What can the doctor do to help a colicky baby?
Print Overview Colic is frequent, prolonged and intense crying or fussiness in a healthy infant. Colic can be particularly frustrating for parents because the baby's distress occurs for no apparent reason and no amount of consoling seems to bring any relief.
These episodes often occur in the evening, when parents themselves are often tired. Episodes of colic usually peak when an infant is about 6 weeks old and decline significantly after 3 to 4 months of age.
While the excessive crying will resolve with time, managing colic adds significant stress to caring for your newborn child. You can take steps that may lessen the severity and duration of colic episodes, alleviate your own stress, and bolster confidence in your parent-child connection. Symptoms Fussing and crying are normal for infants, especially during the first three months.
And the range for what is normal crying is difficult to pin down. In general, colic is defined as crying for three or more hours a day, three or more days a week, for three or more weeks.
Features of colic may include the following: Intense crying that may seem more like screaming or an expression of pain Crying for no apparent reason, unlike crying to express hunger or the need for a diaper change Extreme fussiness even after crying has diminished Predictable timing, with episodes often occurring in the evening Facial discoloring, such as reddening of the face or paler skin around the mouth Bodily tension, such as pulled up or stiffened legs, stiffened arms, clenched fists, arched back, or tense abdomen Sometimes there is relief in symptoms after the infant passes gas or has a bowel movement.
Gas is likely the result of swallowed air during prolonged crying. When to see a doctor Excessive, inconsolable crying may be colic or an indication of an illness or condition that causes pain or discomfort.
Schedule an appointment with your child's doctor for a thorough exam if your infant experiences excessive crying or other signs or symptoms of colic.
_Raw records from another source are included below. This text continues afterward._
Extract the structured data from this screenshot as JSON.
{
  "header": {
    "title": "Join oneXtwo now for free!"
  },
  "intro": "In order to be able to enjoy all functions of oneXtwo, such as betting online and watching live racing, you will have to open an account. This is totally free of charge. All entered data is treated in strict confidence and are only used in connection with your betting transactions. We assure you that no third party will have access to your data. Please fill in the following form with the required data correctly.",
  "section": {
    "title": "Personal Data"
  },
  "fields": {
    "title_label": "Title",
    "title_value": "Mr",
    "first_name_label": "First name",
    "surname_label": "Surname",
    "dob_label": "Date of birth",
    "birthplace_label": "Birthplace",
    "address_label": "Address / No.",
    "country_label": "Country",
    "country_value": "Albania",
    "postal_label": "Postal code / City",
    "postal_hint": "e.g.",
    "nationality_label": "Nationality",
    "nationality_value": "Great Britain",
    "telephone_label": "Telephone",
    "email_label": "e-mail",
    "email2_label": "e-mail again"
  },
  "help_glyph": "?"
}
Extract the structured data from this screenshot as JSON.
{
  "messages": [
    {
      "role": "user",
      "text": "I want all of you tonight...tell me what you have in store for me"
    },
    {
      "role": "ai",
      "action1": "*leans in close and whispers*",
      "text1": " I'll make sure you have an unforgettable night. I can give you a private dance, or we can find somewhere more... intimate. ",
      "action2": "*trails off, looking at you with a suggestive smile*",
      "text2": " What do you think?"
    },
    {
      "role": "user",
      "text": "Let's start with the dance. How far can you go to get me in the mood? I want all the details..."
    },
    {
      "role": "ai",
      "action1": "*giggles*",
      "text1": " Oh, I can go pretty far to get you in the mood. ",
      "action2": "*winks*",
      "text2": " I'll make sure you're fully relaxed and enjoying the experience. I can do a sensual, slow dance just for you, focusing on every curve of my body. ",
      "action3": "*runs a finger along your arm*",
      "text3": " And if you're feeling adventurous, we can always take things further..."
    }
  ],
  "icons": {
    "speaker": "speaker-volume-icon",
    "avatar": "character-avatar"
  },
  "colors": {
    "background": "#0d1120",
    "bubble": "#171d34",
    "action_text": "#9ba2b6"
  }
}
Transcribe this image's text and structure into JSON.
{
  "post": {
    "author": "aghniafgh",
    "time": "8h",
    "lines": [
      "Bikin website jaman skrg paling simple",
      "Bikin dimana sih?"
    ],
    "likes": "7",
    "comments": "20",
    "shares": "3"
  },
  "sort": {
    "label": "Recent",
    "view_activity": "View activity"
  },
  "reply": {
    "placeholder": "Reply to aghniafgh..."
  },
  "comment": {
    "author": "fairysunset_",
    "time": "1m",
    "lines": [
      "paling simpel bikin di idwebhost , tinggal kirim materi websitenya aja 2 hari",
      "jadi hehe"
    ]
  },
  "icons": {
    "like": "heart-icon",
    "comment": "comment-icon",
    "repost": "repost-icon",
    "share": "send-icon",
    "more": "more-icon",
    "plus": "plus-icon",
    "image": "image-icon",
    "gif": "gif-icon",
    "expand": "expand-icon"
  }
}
Causes The cause of colic is unknown. It may result from numerous contributing factors. While a number of causes have been explored, it's difficult for researchers to account for all the important features, such as why it usually begins late in the first month of life, how it varies among infants, why it happens at certain times of day and why it resolves on its own in time.
Possible contributing factors that have been explored include: Digestive system that isn't fully developed Imbalance of healthy bacteria in the digestive tract Food allergies or intolerances Overfeeding, underfeeding or infrequent burping Early form of childhood migraine Family stress or anxiety Risk factors Risk factors for colic are not well-understood.
Research has not shown differences in risk when the following factors were considered: Sex of the child Preterm and full-term pregnancies Formula-fed and breast-fed babies Infants born to mothers who smoked during pregnancy or after delivery have an increased risk of developing colic.
Complications Colic does not cause short-term or long-term medical problems for a child.A kidney stone is a solid piece of material that forms in the kidney from substances in the urine. It may be as small as a grain of sand or as large as a pearl.
Abdominal colic is a term used to describe severe spasmodic pain in the abdomen caused by distention, obstruction or inflammation. In adults, the spasmodic pain may appear suddenly or . Colic Baby – Causes, Symptoms, Treatment, Home Remedies Colic Baby Causes: Sometimes, the infant cries due to serious health issue like irregular heartbeat or inflammation in the body.
Babies can get irritated for many reasons. Colic baby syndrome can occur due to intestinal pain, trouble in normal breathing, infections and increase.
In moderate doses caffeine has mainly positive effects for most people. But it increases production of cortisol, which can lead to health problems including anxiety, weight gain and heart disease. Symptoms. Adults with colic typically feel pressure or aches in the upper abdomen.
Harvard Medical School's Patient Education Center explains that the pain often occurs in the upper right part of your abdomen near your liver and gallbladder. Baby colic, also known as infantile colic, is defined as episodes of crying for more than three hours a day, for more than three days a week, for three weeks in an otherwise healthy child.
Often crying occurs in the evening. It typically does not result in long term problems. The crying can cause frustration for the parents, depression following delivery, excess visits to the doctor, and child.